▶ ASSIGNMENT: Which lines below contain "icon"? Copy every one of them.

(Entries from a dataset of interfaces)
____________

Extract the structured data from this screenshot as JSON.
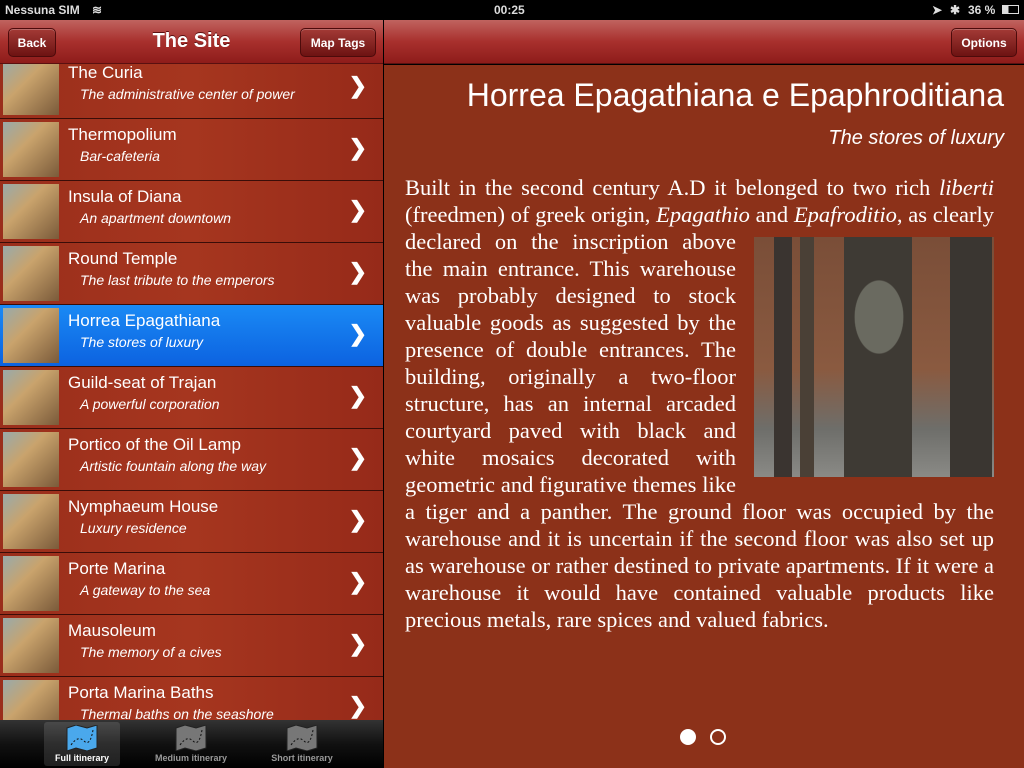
{
  "status": {
    "carrier": "Nessuna SIM",
    "time": "00:25",
    "battery": "36 %"
  },
  "left_nav": {
    "back": "Back",
    "title": "The Site",
    "map_tags": "Map Tags"
  },
  "right_nav": {
    "options": "Options"
  },
  "list": [
    {
      "title": "The Curia",
      "subtitle": "The administrative center of power"
    },
    {
      "title": "Thermopolium",
      "subtitle": "Bar-cafeteria"
    },
    {
      "title": "Insula of Diana",
      "subtitle": "An apartment downtown"
    },
    {
      "title": "Round Temple",
      "subtitle": "The last tribute to the emperors"
    },
    {
      "title": "Horrea Epagathiana",
      "subtitle": "The stores of luxury",
      "selected": true
    },
    {
      "title": "Guild-seat of Trajan",
      "subtitle": "A powerful corporation"
    },
    {
      "title": "Portico of the Oil Lamp",
      "subtitle": "Artistic fountain along the way"
    },
    {
      "title": "Nymphaeum House",
      "subtitle": "Luxury residence"
    },
    {
      "title": "Porte Marina",
      "subtitle": "A gateway to the sea"
    },
    {
      "title": "Mausoleum",
      "subtitle": "The memory of a cives"
    },
    {
      "title": "Porta Marina Baths",
      "subtitle": "Thermal baths on the seashore"
    }
  ],
  "tabs": [
    {
      "label": "Full itinerary",
      "active": true
    },
    {
      "label": "Medium itinerary"
    },
    {
      "label": "Short itinerary"
    }
  ],
  "article": {
    "title": "Horrea Epagathiana e Epaphroditiana",
    "subtitle": "The stores of luxury",
    "segments": [
      {
        "t": "Built in the second century A.D it belonged to two rich "
      },
      {
        "t": "liberti",
        "i": true
      },
      {
        "t": " (freedmen) of greek origin, "
      },
      {
        "t": "Epagathio",
        "i": true
      },
      {
        "t": " and "
      },
      {
        "t": "Epafroditio",
        "i": true
      },
      {
        "t": ", as clearly declared on the inscription "
      },
      {
        "pic": true
      },
      {
        "t": "above the main entrance.  This warehouse was probably designed to stock valuable goods as suggested by the presence of double entrances. The building, originally a two-floor structure, has an internal arcaded courtyard paved with black and white mosaics decorated with geometric and figurative themes like a tiger and a panther. The ground floor was occupied by the warehouse and it is uncertain if the second floor was also set up as warehouse or rather destined to private apartments. If it were a warehouse it would have contained valuable products like precious metals, rare spices and valued fabrics."
      }
    ]
  },
  "pager": {
    "pages": 2,
    "current": 1
  }
}
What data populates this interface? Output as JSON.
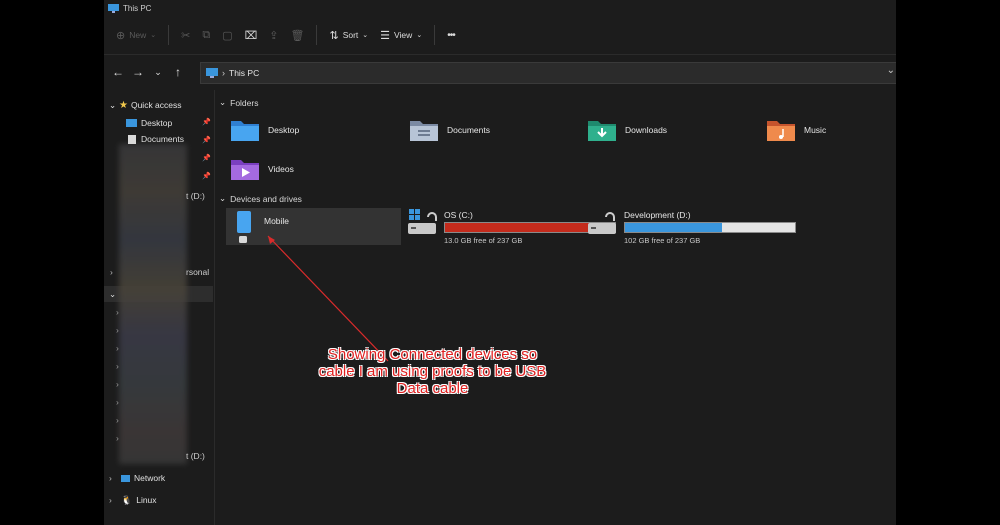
{
  "window": {
    "title": "This PC"
  },
  "toolbar": {
    "new_label": "New",
    "sort_label": "Sort",
    "view_label": "View",
    "more_label": "•••"
  },
  "address": {
    "path": "This PC"
  },
  "sidebar": {
    "quick_access": "Quick access",
    "items": [
      {
        "label": "Desktop"
      },
      {
        "label": "Documents"
      }
    ],
    "fragment_drive1": "t (D:)",
    "fragment_personal": "rsonal",
    "fragment_drive2": "t (D:)",
    "network": "Network",
    "linux": "Linux"
  },
  "content": {
    "folders_heading": "Folders",
    "folders": [
      {
        "label": "Desktop",
        "icon": "desktop-folder-icon"
      },
      {
        "label": "Documents",
        "icon": "documents-folder-icon"
      },
      {
        "label": "Downloads",
        "icon": "downloads-folder-icon"
      },
      {
        "label": "Music",
        "icon": "music-folder-icon"
      },
      {
        "label": "Videos",
        "icon": "videos-folder-icon"
      }
    ],
    "devices_heading": "Devices and drives",
    "mobile_label": "Mobile",
    "drives": [
      {
        "label": "OS (C:)",
        "free_text": "13.0 GB free of 237 GB",
        "used_fraction": 0.945,
        "bar_color": "#c42b1c"
      },
      {
        "label": "Development (D:)",
        "free_text": "102 GB free of 237 GB",
        "used_fraction": 0.57,
        "bar_color": "#3a96dd"
      }
    ]
  },
  "annotation": {
    "lines": [
      "Showing Connected devices so",
      "cable I am using proofs to be USB",
      "Data cable"
    ],
    "color": "#e02020"
  }
}
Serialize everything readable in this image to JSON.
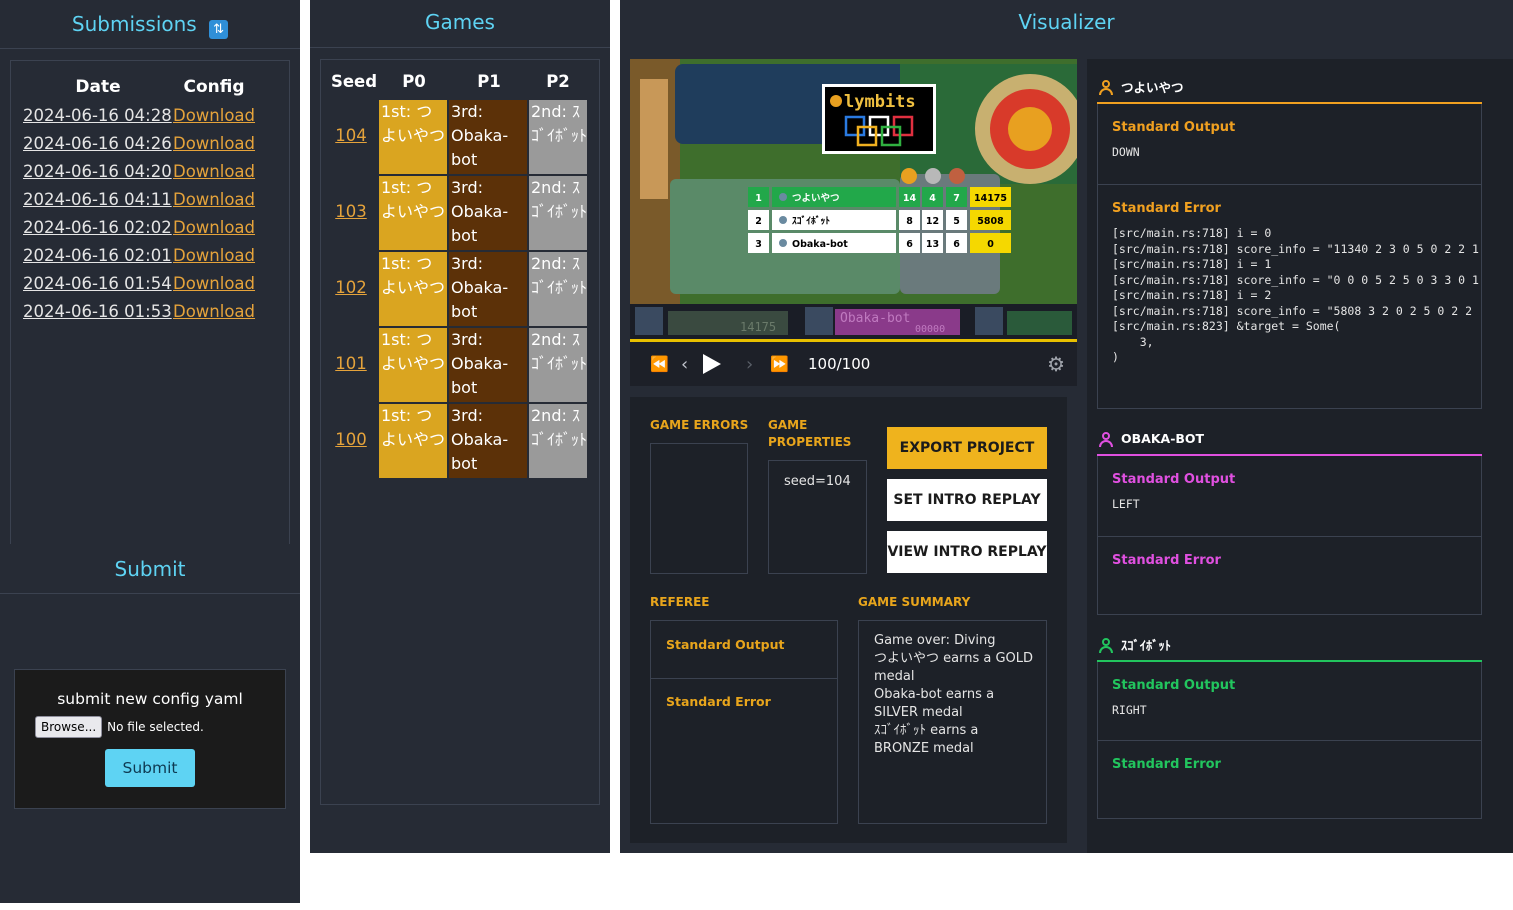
{
  "submissions": {
    "title": "Submissions",
    "refresh_icon": "refresh-icon",
    "headers": [
      "Date",
      "Config"
    ],
    "rows": [
      {
        "date": "2024-06-16 04:28",
        "config": "Download"
      },
      {
        "date": "2024-06-16 04:26",
        "config": "Download"
      },
      {
        "date": "2024-06-16 04:20",
        "config": "Download"
      },
      {
        "date": "2024-06-16 04:11",
        "config": "Download"
      },
      {
        "date": "2024-06-16 02:02",
        "config": "Download"
      },
      {
        "date": "2024-06-16 02:01",
        "config": "Download"
      },
      {
        "date": "2024-06-16 01:54",
        "config": "Download"
      },
      {
        "date": "2024-06-16 01:53",
        "config": "Download"
      }
    ]
  },
  "submit": {
    "title": "Submit",
    "label": "submit new config yaml",
    "browse": "Browse...",
    "no_file": "No file selected.",
    "button": "Submit"
  },
  "games": {
    "title": "Games",
    "headers": [
      "Seed",
      "P0",
      "P1",
      "P2"
    ],
    "rows": [
      {
        "seed": "104",
        "p0": "1st: つよいやつ",
        "p1": "3rd: Obaka-bot",
        "p2": "2nd: ｽｺﾞｲﾎﾞｯﾄ"
      },
      {
        "seed": "103",
        "p0": "1st: つよいやつ",
        "p1": "3rd: Obaka-bot",
        "p2": "2nd: ｽｺﾞｲﾎﾞｯﾄ"
      },
      {
        "seed": "102",
        "p0": "1st: つよいやつ",
        "p1": "3rd: Obaka-bot",
        "p2": "2nd: ｽｺﾞｲﾎﾞｯﾄ"
      },
      {
        "seed": "101",
        "p0": "1st: つよいやつ",
        "p1": "3rd: Obaka-bot",
        "p2": "2nd: ｽｺﾞｲﾎﾞｯﾄ"
      },
      {
        "seed": "100",
        "p0": "1st: つよいやつ",
        "p1": "3rd: Obaka-bot",
        "p2": "2nd: ｽｺﾞｲﾎﾞｯﾄ"
      }
    ],
    "colors": {
      "first": "#daa520",
      "third": "#5c3108",
      "second": "#9a9a9a"
    }
  },
  "visualizer": {
    "title": "Visualizer",
    "logo": "lymbits",
    "scoreboard": [
      {
        "rank": "1",
        "name": "つよいやつ",
        "g": "14",
        "s": "4",
        "b": "7",
        "score": "14175"
      },
      {
        "rank": "2",
        "name": "ｽｺﾞｲﾎﾞｯﾄ",
        "g": "8",
        "s": "12",
        "b": "5",
        "score": "5808"
      },
      {
        "rank": "3",
        "name": "Obaka-bot",
        "g": "6",
        "s": "13",
        "b": "6",
        "score": "0"
      }
    ],
    "bottom_bar": {
      "score_left": "14175",
      "name_mid": "Obaka-bot",
      "score_mid": "00000"
    },
    "frame": "100/100",
    "progress": 1.0,
    "game_errors_label": "GAME ERRORS",
    "game_properties_label": "GAME PROPERTIES",
    "game_properties_value": "seed=104",
    "export_button": "EXPORT PROJECT",
    "set_intro_button": "SET INTRO REPLAY",
    "view_intro_button": "VIEW INTRO REPLAY",
    "referee_label": "REFEREE",
    "referee_stdout": "Standard Output",
    "referee_stderr": "Standard Error",
    "summary_label": "GAME SUMMARY",
    "summary_lines": [
      "Game over: Diving",
      "つよいやつ earns a GOLD",
      "medal",
      "Obaka-bot earns a",
      "SILVER medal",
      "ｽｺﾞｲﾎﾞｯﾄ earns a",
      "BRONZE medal"
    ]
  },
  "players": [
    {
      "name": "つよいやつ",
      "color": "#f0a020",
      "stdout_label": "Standard Output",
      "stdout": "DOWN",
      "stderr_label": "Standard Error",
      "stderr": "[src/main.rs:718] i = 0\n[src/main.rs:718] score_info = \"11340 2 3 0 5 0 2 2 1\n[src/main.rs:718] i = 1\n[src/main.rs:718] score_info = \"0 0 0 5 2 5 0 3 3 0 1\n[src/main.rs:718] i = 2\n[src/main.rs:718] score_info = \"5808 3 2 0 2 5 0 2 2\n[src/main.rs:823] &target = Some(\n    3,\n)"
    },
    {
      "name": "OBAKA-BOT",
      "color": "#e050e0",
      "stdout_label": "Standard Output",
      "stdout": "LEFT",
      "stderr_label": "Standard Error",
      "stderr": ""
    },
    {
      "name": "ｽｺﾞｲﾎﾞｯﾄ",
      "color": "#22c55e",
      "stdout_label": "Standard Output",
      "stdout": "RIGHT",
      "stderr_label": "Standard Error",
      "stderr": ""
    }
  ]
}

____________

▶ EXERCISE RESULT:
        "icon": "desktop-folder-icon"
        "icon": "documents-folder-icon"
        "icon": "downloads-folder-icon"
        "icon": "music-folder-icon"
        "icon": "videos-folder-icon"
    "refresh_icon": "refresh-icon",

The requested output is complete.